Sylvia Simson is a litigator with a diverse practice focused on a broad range of complex commercial litigation as well as mass torts, product liability, life sciences, environmental, and financial services matters.

Ms. Simson has litigated matters concerning a variety of issues, including

Sylvia Simson is a litigator with a diverse practice focused on a broad range of complex commercial litigation as well as mass torts, product liability, life sciences, environmental, and financial services matters.

Ms. Simson has litigated matters concerning a variety of issues, including complex contractual disputes, alleged fraud and/or conspiracy claims, purported toxic exposure claims (involving various forms of chemicals or dust as well as asbestos), failure to warn allegations, business torts, bankruptcy, insurance coverage, indemnity and contribution claims, breach of fiduciary duty allegations, purported product defects, stock purchase agreements, stock options, exit rights, royalties, and alleged False Claims Act violations.  Her experience spans a wide range of industries, including the consumer products, energy, chemicals, technology, healthcare, financial services, insurance, fashion, and building materials sectors.
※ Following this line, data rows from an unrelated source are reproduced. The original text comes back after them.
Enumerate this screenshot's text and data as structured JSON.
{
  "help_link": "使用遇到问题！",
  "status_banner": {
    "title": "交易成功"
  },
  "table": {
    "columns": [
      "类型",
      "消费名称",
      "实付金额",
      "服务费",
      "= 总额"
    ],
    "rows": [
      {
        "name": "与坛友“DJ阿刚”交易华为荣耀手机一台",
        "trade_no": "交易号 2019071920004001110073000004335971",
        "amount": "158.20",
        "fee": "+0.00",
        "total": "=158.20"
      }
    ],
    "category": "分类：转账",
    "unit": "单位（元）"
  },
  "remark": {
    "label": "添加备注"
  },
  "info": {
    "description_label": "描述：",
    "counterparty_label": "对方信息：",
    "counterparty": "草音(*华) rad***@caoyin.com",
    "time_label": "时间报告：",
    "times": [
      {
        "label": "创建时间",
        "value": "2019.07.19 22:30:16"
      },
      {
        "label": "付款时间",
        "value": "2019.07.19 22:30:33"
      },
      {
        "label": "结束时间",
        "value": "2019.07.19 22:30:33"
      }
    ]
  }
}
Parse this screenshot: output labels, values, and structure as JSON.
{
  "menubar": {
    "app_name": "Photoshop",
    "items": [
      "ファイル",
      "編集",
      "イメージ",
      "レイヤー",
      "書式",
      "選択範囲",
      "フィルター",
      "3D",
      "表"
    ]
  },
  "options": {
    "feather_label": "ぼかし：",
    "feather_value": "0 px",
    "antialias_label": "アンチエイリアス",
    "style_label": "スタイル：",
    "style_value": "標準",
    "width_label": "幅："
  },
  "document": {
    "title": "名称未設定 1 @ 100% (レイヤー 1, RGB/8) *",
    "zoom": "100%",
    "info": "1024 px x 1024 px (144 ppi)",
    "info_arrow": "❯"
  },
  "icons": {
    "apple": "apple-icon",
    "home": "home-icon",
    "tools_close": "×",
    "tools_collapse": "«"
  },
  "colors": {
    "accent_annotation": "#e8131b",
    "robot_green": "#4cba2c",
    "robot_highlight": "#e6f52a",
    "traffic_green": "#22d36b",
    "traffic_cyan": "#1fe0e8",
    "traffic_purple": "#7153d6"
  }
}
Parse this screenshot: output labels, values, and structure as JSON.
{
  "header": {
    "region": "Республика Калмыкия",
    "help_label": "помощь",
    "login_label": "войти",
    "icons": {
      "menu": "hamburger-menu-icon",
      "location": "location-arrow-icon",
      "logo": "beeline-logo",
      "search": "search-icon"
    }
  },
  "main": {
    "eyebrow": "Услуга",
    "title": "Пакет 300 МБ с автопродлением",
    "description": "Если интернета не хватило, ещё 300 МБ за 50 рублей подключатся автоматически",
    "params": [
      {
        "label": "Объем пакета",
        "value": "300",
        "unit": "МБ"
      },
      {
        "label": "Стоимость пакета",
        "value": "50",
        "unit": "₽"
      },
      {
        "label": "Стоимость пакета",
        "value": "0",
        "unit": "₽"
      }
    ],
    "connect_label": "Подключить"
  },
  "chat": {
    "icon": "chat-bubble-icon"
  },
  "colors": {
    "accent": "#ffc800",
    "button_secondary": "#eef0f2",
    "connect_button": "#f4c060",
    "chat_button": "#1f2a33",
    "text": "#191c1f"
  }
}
Ms. Simson has counseled both companies and individuals in cases across the country, is experienced both in trials and appeals, and has deep experience with multi-district litigation, class actions, and the coordination of related actions in both federal and state courts.  She also has significant brief-writing and oral advocacy experience and has drafted and argued both discovery and dispositive motions in federal and state courts.  In addition, Ms. Simson has experience providing counsel in transactional and regulatory contexts, advising on risk mitigation and preparedness best practices, and developing coordinated defense strategies integrating business, media, regulatory, and litigation dimensions.

Photo of Elizabeth J. Sullivan Elizabeth J. Sullivan

Elizabeth J. Sullivan is an associate in the Litigation Practice of Greenberg Traurig’s New York office.